Work order — What lines in the entries below contain the word "count"? Copy all of them.

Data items
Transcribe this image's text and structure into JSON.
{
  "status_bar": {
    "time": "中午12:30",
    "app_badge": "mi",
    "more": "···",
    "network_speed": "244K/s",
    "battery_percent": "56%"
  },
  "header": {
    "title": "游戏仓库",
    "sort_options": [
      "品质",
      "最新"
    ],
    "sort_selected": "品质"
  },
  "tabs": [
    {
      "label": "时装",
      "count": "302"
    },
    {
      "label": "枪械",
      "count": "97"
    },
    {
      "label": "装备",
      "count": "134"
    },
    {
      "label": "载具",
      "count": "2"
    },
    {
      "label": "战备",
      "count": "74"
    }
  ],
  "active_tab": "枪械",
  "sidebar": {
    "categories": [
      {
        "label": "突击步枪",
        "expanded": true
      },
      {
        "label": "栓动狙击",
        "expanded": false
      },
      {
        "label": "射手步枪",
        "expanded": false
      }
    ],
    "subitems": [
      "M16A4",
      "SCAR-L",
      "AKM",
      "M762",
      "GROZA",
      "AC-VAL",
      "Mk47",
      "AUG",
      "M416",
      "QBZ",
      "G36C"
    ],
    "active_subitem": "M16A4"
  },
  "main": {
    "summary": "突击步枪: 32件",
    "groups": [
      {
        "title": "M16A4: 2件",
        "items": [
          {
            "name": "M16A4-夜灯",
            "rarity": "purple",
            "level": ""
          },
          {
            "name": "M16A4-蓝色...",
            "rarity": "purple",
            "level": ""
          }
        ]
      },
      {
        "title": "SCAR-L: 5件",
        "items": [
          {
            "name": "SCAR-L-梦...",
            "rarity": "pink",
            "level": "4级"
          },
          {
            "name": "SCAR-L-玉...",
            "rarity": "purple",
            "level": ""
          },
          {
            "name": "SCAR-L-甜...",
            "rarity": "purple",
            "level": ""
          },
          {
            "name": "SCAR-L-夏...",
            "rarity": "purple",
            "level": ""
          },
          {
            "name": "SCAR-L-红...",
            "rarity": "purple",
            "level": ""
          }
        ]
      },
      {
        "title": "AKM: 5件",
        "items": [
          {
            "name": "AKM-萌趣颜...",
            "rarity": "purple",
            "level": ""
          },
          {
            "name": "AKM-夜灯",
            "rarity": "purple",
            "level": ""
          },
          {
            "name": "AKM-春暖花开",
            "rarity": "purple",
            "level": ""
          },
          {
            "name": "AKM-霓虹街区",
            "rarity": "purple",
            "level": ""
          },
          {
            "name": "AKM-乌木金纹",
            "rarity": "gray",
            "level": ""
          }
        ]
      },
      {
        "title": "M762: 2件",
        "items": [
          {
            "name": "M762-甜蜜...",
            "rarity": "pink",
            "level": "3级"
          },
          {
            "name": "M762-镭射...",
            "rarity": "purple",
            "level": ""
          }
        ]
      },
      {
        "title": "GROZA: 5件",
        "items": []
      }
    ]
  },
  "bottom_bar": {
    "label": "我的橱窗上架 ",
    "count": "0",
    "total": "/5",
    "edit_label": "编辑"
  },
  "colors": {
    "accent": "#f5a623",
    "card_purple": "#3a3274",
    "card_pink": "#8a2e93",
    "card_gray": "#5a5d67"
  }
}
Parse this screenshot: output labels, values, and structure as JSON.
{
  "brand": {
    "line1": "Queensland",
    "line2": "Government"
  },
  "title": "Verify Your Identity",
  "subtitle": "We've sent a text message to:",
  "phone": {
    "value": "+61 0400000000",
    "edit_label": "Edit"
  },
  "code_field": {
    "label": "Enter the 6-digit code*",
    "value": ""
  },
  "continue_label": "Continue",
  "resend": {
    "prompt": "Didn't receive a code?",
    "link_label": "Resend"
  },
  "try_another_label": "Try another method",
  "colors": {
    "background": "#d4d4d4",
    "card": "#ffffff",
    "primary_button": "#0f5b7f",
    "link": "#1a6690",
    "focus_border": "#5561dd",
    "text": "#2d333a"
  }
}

Reply —
      "count": "302"
      "count": "97"
      "count": "134"
      "count": "2"
      "count": "74"
    "count": "0",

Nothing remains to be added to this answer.